“Never, never, never, never give up!”
“Don’t give up, keep talking, and eventually,
you might hit a nerve.”
“Don’t quit, can’t fail.” This saying captures the true value of persistence: if we simply don’t quit, then failure is impossible. This four-word mantra was coined by one of the callers of my friend and mentor Rob Gilbert’s Success Hotline (973.743.4690) — and it’s worth jotting down on a piece of paper and sticking in front of your nose wherever you do your writing.
A perfect example of this mantra in action: Sly Stallone’s creation of Rocky Balboa. In 1975, Sly saw a fight that inspired the idea for the character of a feisty, but down-and-out fighter who battled to achieve his unrealized dreams. The night after watching the fight, he went home and in three days wrote the script for Rocky. At the time, he was down and out himself, with only $106.00 to his name. On the way out of a casting call, he happened to mention to two producers that he’d written a script. It was 90 pages, and only 10% or so of the original story survived, but he had a script.

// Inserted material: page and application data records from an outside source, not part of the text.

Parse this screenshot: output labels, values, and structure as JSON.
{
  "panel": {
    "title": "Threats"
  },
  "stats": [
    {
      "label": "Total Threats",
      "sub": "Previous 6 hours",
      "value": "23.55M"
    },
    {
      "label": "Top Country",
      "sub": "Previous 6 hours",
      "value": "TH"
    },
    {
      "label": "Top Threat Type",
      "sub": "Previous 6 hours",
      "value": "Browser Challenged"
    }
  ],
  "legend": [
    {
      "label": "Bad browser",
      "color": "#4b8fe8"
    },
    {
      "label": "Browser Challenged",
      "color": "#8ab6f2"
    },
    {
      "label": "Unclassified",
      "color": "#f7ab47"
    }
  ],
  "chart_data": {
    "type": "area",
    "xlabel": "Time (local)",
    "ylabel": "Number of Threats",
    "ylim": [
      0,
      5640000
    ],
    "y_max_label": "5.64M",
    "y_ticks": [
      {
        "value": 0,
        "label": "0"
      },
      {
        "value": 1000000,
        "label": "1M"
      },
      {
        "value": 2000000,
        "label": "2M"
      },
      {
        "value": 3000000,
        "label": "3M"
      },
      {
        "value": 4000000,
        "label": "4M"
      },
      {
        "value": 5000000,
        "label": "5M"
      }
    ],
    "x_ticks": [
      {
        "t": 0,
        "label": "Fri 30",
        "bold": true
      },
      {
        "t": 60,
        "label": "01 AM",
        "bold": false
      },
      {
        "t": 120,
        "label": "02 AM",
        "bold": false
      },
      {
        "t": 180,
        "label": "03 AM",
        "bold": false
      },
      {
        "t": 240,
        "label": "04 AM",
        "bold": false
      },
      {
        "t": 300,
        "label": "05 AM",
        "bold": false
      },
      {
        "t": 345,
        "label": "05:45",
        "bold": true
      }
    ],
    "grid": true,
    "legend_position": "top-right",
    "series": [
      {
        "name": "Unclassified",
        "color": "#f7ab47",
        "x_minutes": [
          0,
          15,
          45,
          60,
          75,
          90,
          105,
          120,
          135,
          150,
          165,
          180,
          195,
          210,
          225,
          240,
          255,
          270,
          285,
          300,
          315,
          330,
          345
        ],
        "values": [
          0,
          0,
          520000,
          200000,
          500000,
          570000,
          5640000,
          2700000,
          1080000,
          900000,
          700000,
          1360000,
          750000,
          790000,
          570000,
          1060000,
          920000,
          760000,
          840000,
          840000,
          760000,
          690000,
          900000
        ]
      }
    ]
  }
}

The producers liked it, but were thinking Robert Redford, Burt Reynolds, or maybe Ryan O’Neill, as the lead. But Sly refused to sell. The producers offered him $25,000, then $100,000, then $150,000, then $250,000 — and finally $360,000 for the script. Even though he was still broke and a total unknown, Sly turned it all down because he wanted to play Rocky. Eventually, the producers gave in. Sly was paid $20,000; after expenses, he made about $6,000. But he had the last laugh: He became a huge star and the Rocky series went on to make $1 billion.

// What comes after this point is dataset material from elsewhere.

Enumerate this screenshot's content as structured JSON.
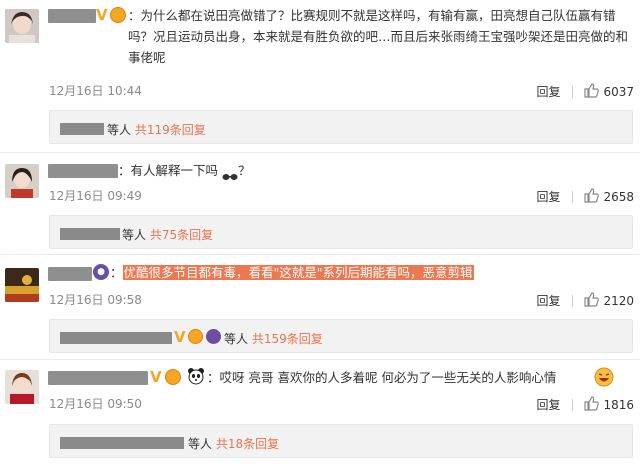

So take a tip from Sly and Rocky: Write dangerously — and stick to your guns!